The action in Bristol followed a series of operations by international anarchists earlier in the month. Letter bombs targeted the CEO of Deutsche Bank, the Chief Director of Italy’s tax collection office (Equitalia), and the Greek embassy in Paris. Another parcel was sent to Equitalia on 15 December, although unlike the first this did not detonate, and threatening letters containing bullets were mailed to the Italian Justice Minister and Mayor of Rome.

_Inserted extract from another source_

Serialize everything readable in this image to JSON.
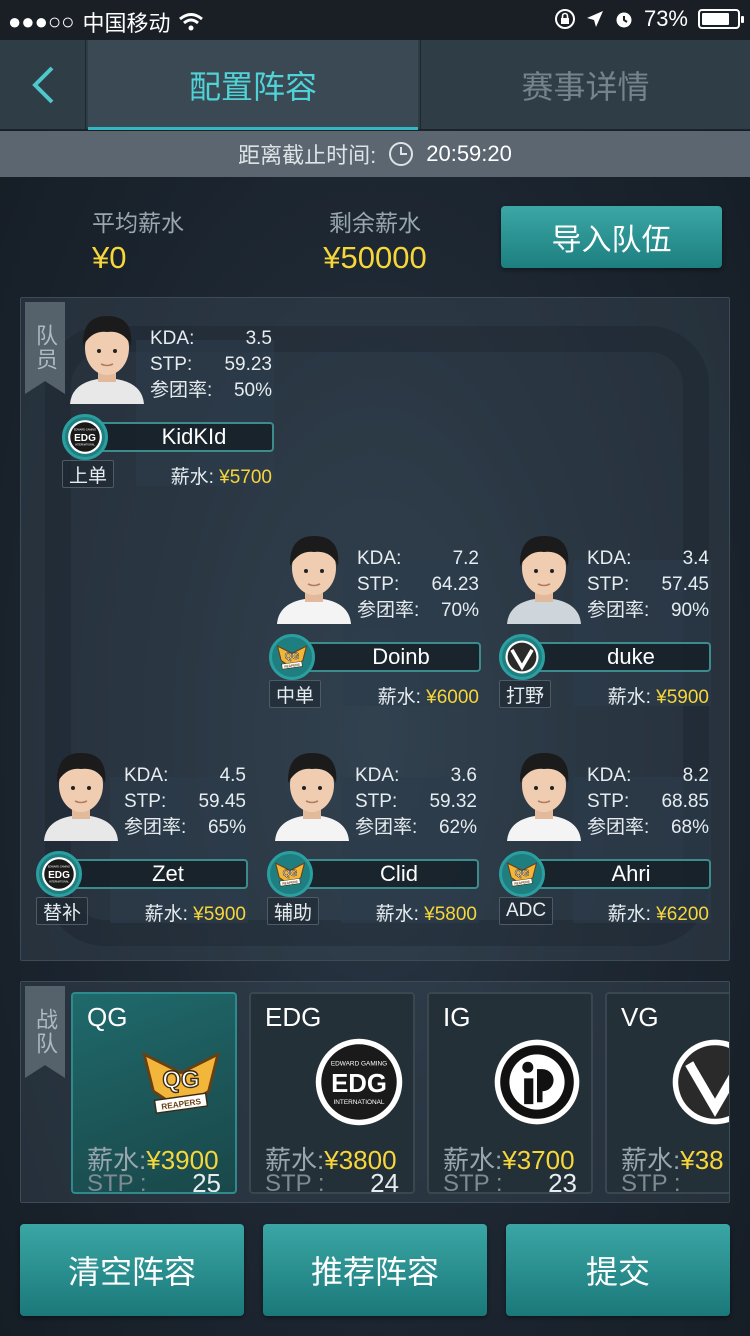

The letter sent to Deutsche Bank has been published and this claimed action on behalf of the “Free East and Billy Cell”. This refers to the case of two anarchists who were caught after torching an ATM in Yogyakarta, Indonesia, on 11 October. Their action in turn was in solidarity with an injured Chilean anarchist, Luciano Tortuga. It is unclear if all these actions were launched by the same group, but the back story shows how networked anarchist groups have become, with causes transcending national boundaries.
The main focus of the anarchist movement currently remains the banks and financial institutions, especially with relation to the governments of Italy and Greece. Later in this period, follow-up action included an attack on two banks in Frascati, Rome. One was hit by a fire-bomb, whilst the other – a Deutsche Bank branch – was merely substantially vandalised. Meanwhile, on 19 and 20 December anarchists in Barcelona attacked two ATMs with firebombs and used a noise device against a police station. The city previously saw a similar wave of operations in mid-November, and more than one cell seems to be active in the city.
Anarchists in Italy, Spain and Greece continue to display aggression, reach and capability with small explosive devices and there is evidence of skills transfer with other activist groups (e.g. anti-nanotech members of il Silvestre). Despite the current clear banking focus, all large businesses could easily become targets, given sufficient cause. The unpredictability of the many cells that make up the anarchist network means that their activities should continue to be observed with some care, especially following major incidents or arrests; solidarity, revenge, “punishment” and copycat attacks are all popular. In the UK attacks are less common and generally less violent, but the Bristol incident illustrates the intent for violent action does exist in some anarchist communities.